To this day, Dacey said there is a part of him that "still believes," at least in the messages of love and giving.
"I suppose I stopped believing in a living, breathing jolly-old-elf over a number of middle-school years, but have never stopped believing in Santa," he said. "I hope the silver sleigh bell would still ring for me."
Emily Charlton is still miffed that Mom spilled the beans.
"It was honestly the first time I can remember feeling heartbreak," she said. "I don't think it was just about the belief in Santa, but about the belief in magic and wonder and make believe, and everything that makes your childhood so great," she said.

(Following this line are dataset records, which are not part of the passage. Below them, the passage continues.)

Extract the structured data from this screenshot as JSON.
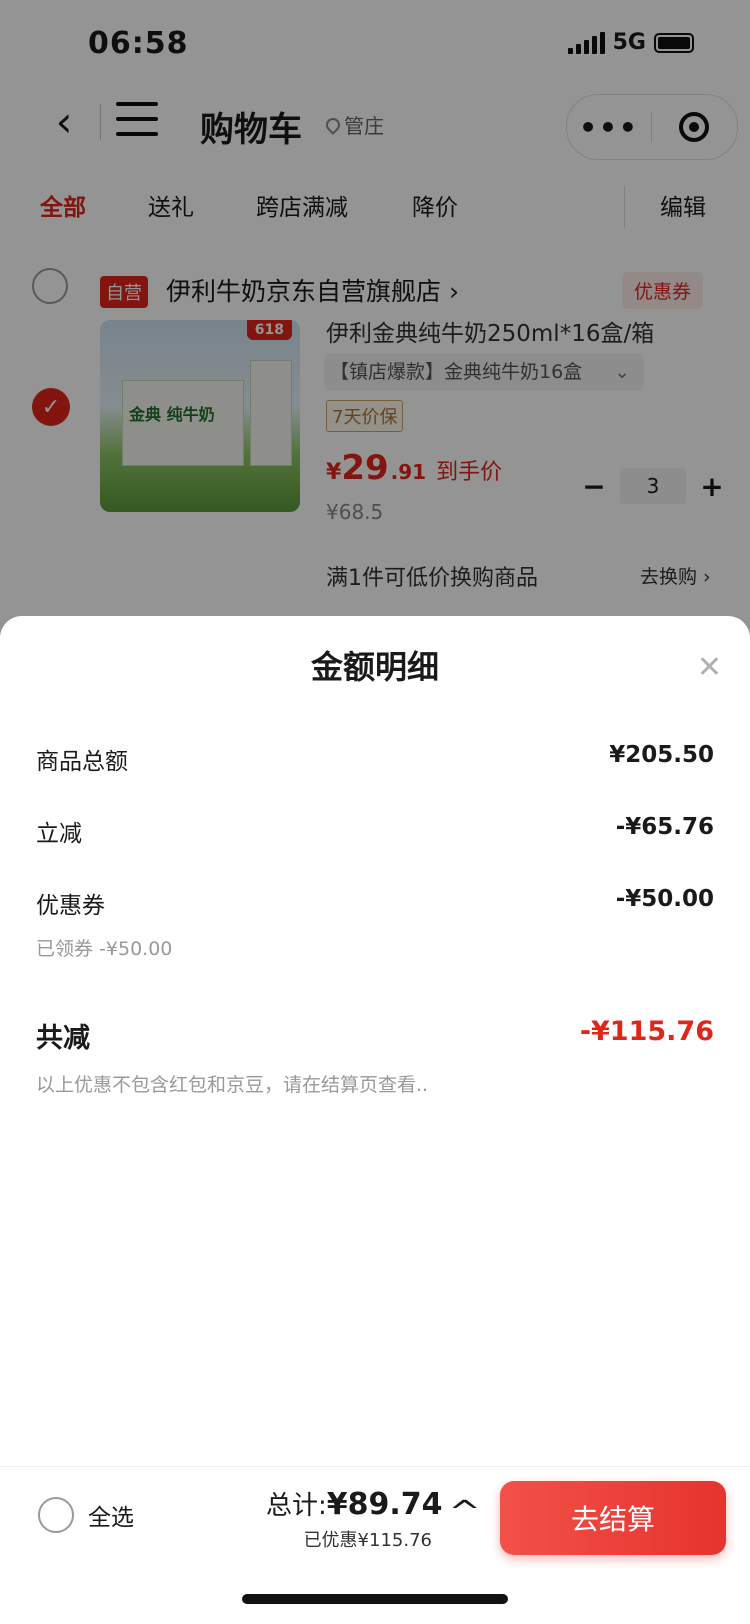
{
  "status_bar": {
    "time": "06:58",
    "network": "5G"
  },
  "nav": {
    "title": "购物车",
    "location": "管庄"
  },
  "tabs": [
    "全部",
    "送礼",
    "跨店满减",
    "降价"
  ],
  "edit_label": "编辑",
  "store": {
    "self_tag": "自营",
    "name": "伊利牛奶京东自营旗舰店 ›",
    "coupon_label": "优惠券"
  },
  "product": {
    "badge": "618",
    "image_text": "金典 纯牛奶",
    "title": "伊利金典纯牛奶250ml*16盒/箱",
    "sku": "【镇店爆款】金典纯牛奶16盒",
    "price_protect": "7天价保",
    "price_symbol": "¥",
    "price_int": "29",
    "price_dec": ".91",
    "price_label": "到手价",
    "old_price": "¥68.5",
    "quantity": "3",
    "swap_text": "满1件可低价换购商品",
    "swap_link": "去换购 ›"
  },
  "sheet": {
    "title": "金额明细",
    "rows": [
      {
        "label": "商品总额",
        "amount": "¥205.50"
      },
      {
        "label": "立减",
        "amount": "-¥65.76"
      },
      {
        "label": "优惠券",
        "amount": "-¥50.00"
      }
    ],
    "coupon_note": "已领券 -¥50.00",
    "total_label": "共减",
    "total_amount": "-¥115.76",
    "footnote": "以上优惠不包含红包和京豆，请在结算页查看.."
  },
  "bottom": {
    "select_all": "全选",
    "total_label": "总计:",
    "total_value": "¥89.74",
    "saved": "已优惠¥115.76",
    "checkout": "去结算"
  },
  "colors": {
    "accent": "#e1251b",
    "overlay": "rgba(0,0,0,0.42)"
  }
}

But one parent -- now a grandmother who dresses up each year pretending to be an elf -- defended herself for bringing a dose of reality to her household when she was raising a family.
She was outraged when her 6-year-old son was sent to the principal's office for telling his first-grade class there was no Santa Claus.
"Man, was I mad about that," said Martha Chabinsky, a 59-year-old yoga teacher from Amherst, N.H. "Punishing a kid for telling the truth."